“’Oh my God. What am I going to do?’” Melcher recalled thinking as he drove to building after building, only to see the lights out and chairs flipped on top of tables.
He got the answer to his question later that afternoon. His phone rang and it was one of his doctors, who connected him to the Health Homes Program, a system under the California Department of Health Care Services.
Because of his stroke and arthritis, Health Homes referred Melcher to Project Roomkey, a first-in-the nation plan to house 15,000 homeless individuals in vacant hotel rooms to combat the spread of COVID-19. To qualify in Los Angeles County, people had to be age 65 or older or have underlying medical conditions.

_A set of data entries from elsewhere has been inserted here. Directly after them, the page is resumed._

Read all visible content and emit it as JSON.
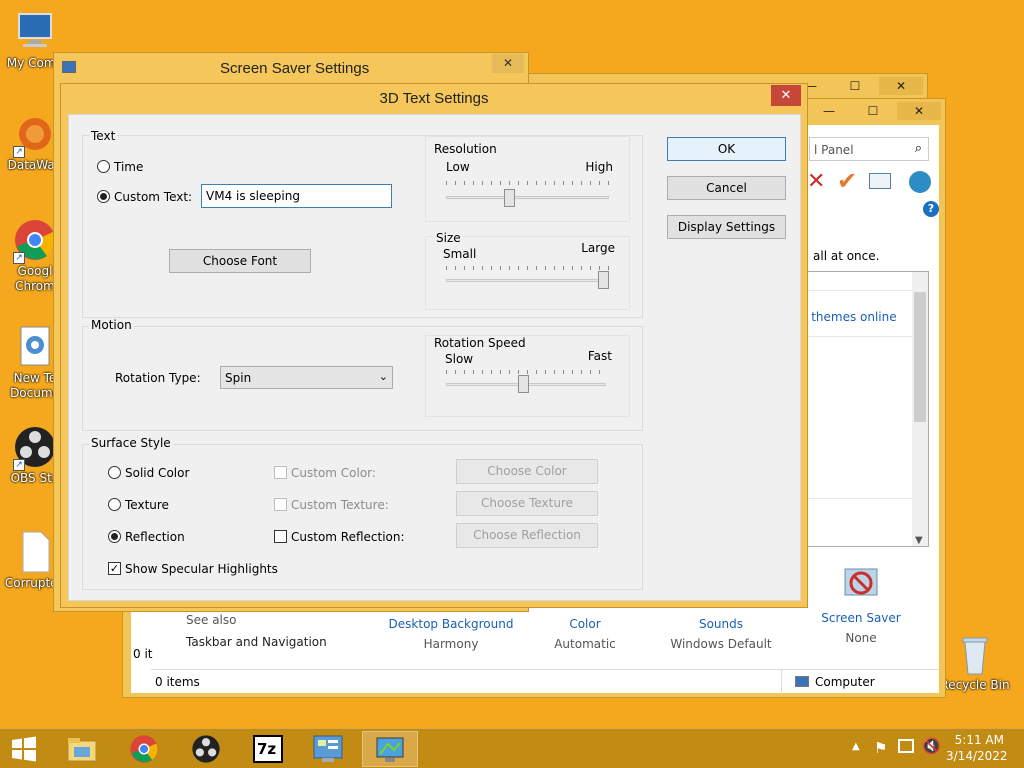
{
  "desktop_icons": [
    {
      "label": "My Comp",
      "icon": "computer-icon"
    },
    {
      "label": "DataWag",
      "icon": "datawag-icon"
    },
    {
      "label": "Google Chrome",
      "line1": "Googl",
      "line2": "Chrom",
      "icon": "chrome-icon"
    },
    {
      "label": "New Text Document",
      "line1": "New Te",
      "line2": "Docume",
      "icon": "text-document-icon"
    },
    {
      "label": "OBS Stu",
      "icon": "obs-icon"
    },
    {
      "label": "Corrupted",
      "icon": "file-icon"
    },
    {
      "label": "Recycle Bin",
      "icon": "recycle-bin-icon"
    }
  ],
  "screensaver_window": {
    "title": "Screen Saver Settings",
    "close": "✕"
  },
  "control_panel": {
    "search_placeholder": "l Panel",
    "apply_text": "all at once.",
    "themes_link": "e themes online",
    "see_also": "See also",
    "taskbar_nav": "Taskbar and Navigation",
    "items_status": "0 items",
    "items_partial": "0 it",
    "computer_label": "Computer",
    "bottom_items": [
      {
        "label": "Desktop Background",
        "sub": "Harmony"
      },
      {
        "label": "Color",
        "sub": "Automatic"
      },
      {
        "label": "Sounds",
        "sub": "Windows Default"
      },
      {
        "label": "Screen Saver",
        "sub": "None"
      }
    ],
    "help": "?"
  },
  "dialog": {
    "title": "3D Text Settings",
    "close": "✕",
    "text_group": {
      "label": "Text",
      "time_label": "Time",
      "custom_text_label": "Custom Text:",
      "custom_text_value": "VM4 is sleeping",
      "choose_font": "Choose Font",
      "resolution": {
        "label": "Resolution",
        "low": "Low",
        "high": "High",
        "value_fraction": 0.38
      },
      "size": {
        "label": "Size",
        "small": "Small",
        "large": "Large",
        "value_fraction": 1.0
      }
    },
    "motion_group": {
      "label": "Motion",
      "rotation_type_label": "Rotation Type:",
      "rotation_type_value": "Spin",
      "rotation_speed": {
        "label": "Rotation Speed",
        "slow": "Slow",
        "fast": "Fast",
        "value_fraction": 0.48
      }
    },
    "surface_group": {
      "label": "Surface Style",
      "solid_color": "Solid Color",
      "texture": "Texture",
      "reflection": "Reflection",
      "custom_color": "Custom Color:",
      "custom_texture": "Custom Texture:",
      "custom_reflection": "Custom Reflection:",
      "choose_color": "Choose Color",
      "choose_texture": "Choose Texture",
      "choose_reflection": "Choose Reflection",
      "show_specular": "Show Specular Highlights",
      "selected": "Reflection",
      "specular_checked": true
    },
    "buttons": {
      "ok": "OK",
      "cancel": "Cancel",
      "display_settings": "Display Settings"
    }
  },
  "taskbar": {
    "items": [
      {
        "icon": "windows-start-icon"
      },
      {
        "icon": "file-explorer-icon"
      },
      {
        "icon": "chrome-icon"
      },
      {
        "icon": "obs-icon"
      },
      {
        "icon": "7zip-icon",
        "text": "7z"
      },
      {
        "icon": "control-panel-icon"
      },
      {
        "icon": "screensaver-icon"
      }
    ],
    "time": "5:11 AM",
    "date": "3/14/2022"
  },
  "colors": {
    "desktop": "#f5a81e",
    "window_frame": "#f5c75a",
    "close_red": "#c7463a",
    "link": "#1a5fb4"
  }
}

Two days later, on May 14, Melcher arrived at the Lincoln Plaza, a participating hotel in Monterey Park, just east of Los Angeles. Excited to get off the streets, he showed up at the seven-story hotel at 11 a.m. — three hours early.
“Wow, look at this place,” Melcher remembered thinking as he walked into his temporary home feeling a bit overwhelmed.
The first floor was designated as office space for the Union Station Homeless Service, the nonprofit tasked with running the hotel site. The second and third floors were under construction so Melcher, the 30th person to arrive at the hotel, was put on the fourth floor.
As of mid-May, the hotel had filled all of its 120 rooms.
The double room he was assigned had two beds, a 60-inch TV, a mini-fridge and even his own restroom where he could shower. The days of driving around town looking for somewhere to clean up and relieve himself were finally over.
What most caught Melcher’s attention, however, was not what he saw inside the room, but what he could see outside.
“The view is overwhelming,” Melcher said. “I haven’t closed my window since I got here.”
His window overlooks a green hillside. To the right, he can see rolling hills. Downtown Los Angeles is just on the other side. To the left he can see the cemetery where his father and grandfather are buried.
“I get to look out at my dad and grandpa everyday,” he said.
Melcher gets meals brought to his door three times a day and, if he’s still hungry, can find leftovers in a large refrigerator on the first floor. His meal deliveries are accompanied by a health check to make sure he isn’t exhibiting any symptoms of COVID-19.
Every morning, Melcher takes a hot shower and makes a cup of coffee. Because he isn’t too fond of the meals that are served at the hotel, he often gets in his truck, which he is able to keep on-site, and goes to a local store to pick up food.
Often, he sees other homeless people who are staying at the same hotel walking with bags of groceries and will pull over to offer them a ride.
Anytime he returns to the hotel, he said one of the two on-site nurses checks his temperature. He also must go through a metal detector and any items he brought back with him are searched.
“I actually really appreciate that they do that,” Melcher said.
Back in his room, Melcher likes to turn on the big, flat-screen TV and watch cowboy movies. His favorite is “True Grit.’’
Recently, the hotel staff began activities for everyone. Sundays are movie nights and a group of Project Roomkey participants added bingo to the weekly activities schedule.
Although he is happy with almost every aspect of his Project Roomkey experience, one thing that worries Melcher is what is going to happen to him once the program ends.
“What are you guys going to do after the 90 days?’’ Melcher recalls asking on-site workers. “Are you going to feed us to the wolves?”
He has been assured by Project Roomkey officials that they will do everything they can to find him permanent housing once the hotel contract expires. It was extended at the end of June.
But with no firm, long-term plan, Melcher is concerned he will soon be back on the streets.
For now, though, it’s enough to have a safe place to lay his head at night.
Baucom is from the Graduate Program in Journalism at Stanford University.
Lead photo: Michael Melcher, a Project Roomkey client, looks out from his fourth-floor hotel room. (Courtesy of Los Angeles County)